(EXERCISE BRIEF) Please return each entry exactly as it appears, but not the pictures.

Stored data entries:
----
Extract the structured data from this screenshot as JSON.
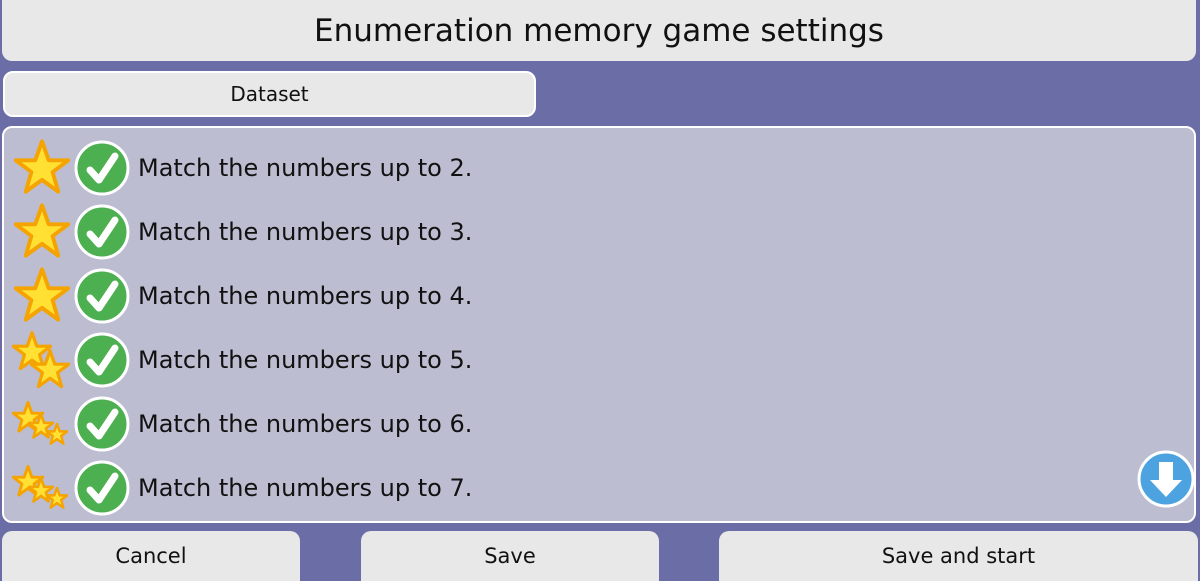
{
  "header": {
    "title": "Enumeration memory game settings"
  },
  "tabs": [
    {
      "label": "Dataset"
    }
  ],
  "datasets": [
    {
      "label": "Match the numbers up to 2.",
      "stars": 1,
      "selected": true
    },
    {
      "label": "Match the numbers up to 3.",
      "stars": 1,
      "selected": true
    },
    {
      "label": "Match the numbers up to 4.",
      "stars": 1,
      "selected": true
    },
    {
      "label": "Match the numbers up to 5.",
      "stars": 2,
      "selected": true
    },
    {
      "label": "Match the numbers up to 6.",
      "stars": 3,
      "selected": true
    },
    {
      "label": "Match the numbers up to 7.",
      "stars": 3,
      "selected": true
    }
  ],
  "footer": {
    "cancel_label": "Cancel",
    "save_label": "Save",
    "save_start_label": "Save and start"
  },
  "colors": {
    "background": "#6b6da6",
    "panel": "#bdbdd2",
    "button": "#e8e8e8",
    "check": "#4caf50",
    "star_fill": "#ffe033",
    "star_stroke": "#f5a300",
    "scroll": "#4da3e0"
  },
  "icons": {
    "difficulty": "star-icon",
    "selected": "check-icon",
    "scroll": "arrow-down-icon"
  }
}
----
(RESPONSE TO THE EXERCISE)
Extract the structured data from this screenshot as JSON.
{
  "header": {
    "title": "Enumeration memory game settings"
  },
  "tabs": [
    {
      "label": "Dataset"
    }
  ],
  "datasets": [
    {
      "label": "Match the numbers up to 2.",
      "stars": 1,
      "selected": true
    },
    {
      "label": "Match the numbers up to 3.",
      "stars": 1,
      "selected": true
    },
    {
      "label": "Match the numbers up to 4.",
      "stars": 1,
      "selected": true
    },
    {
      "label": "Match the numbers up to 5.",
      "stars": 2,
      "selected": true
    },
    {
      "label": "Match the numbers up to 6.",
      "stars": 3,
      "selected": true
    },
    {
      "label": "Match the numbers up to 7.",
      "stars": 3,
      "selected": true
    }
  ],
  "footer": {
    "cancel_label": "Cancel",
    "save_label": "Save",
    "save_start_label": "Save and start"
  },
  "colors": {
    "background": "#6b6da6",
    "panel": "#bdbdd2",
    "button": "#e8e8e8",
    "check": "#4caf50",
    "star_fill": "#ffe033",
    "star_stroke": "#f5a300",
    "scroll": "#4da3e0"
  },
  "icons": {
    "difficulty": "star-icon",
    "selected": "check-icon",
    "scroll": "arrow-down-icon"
  }
}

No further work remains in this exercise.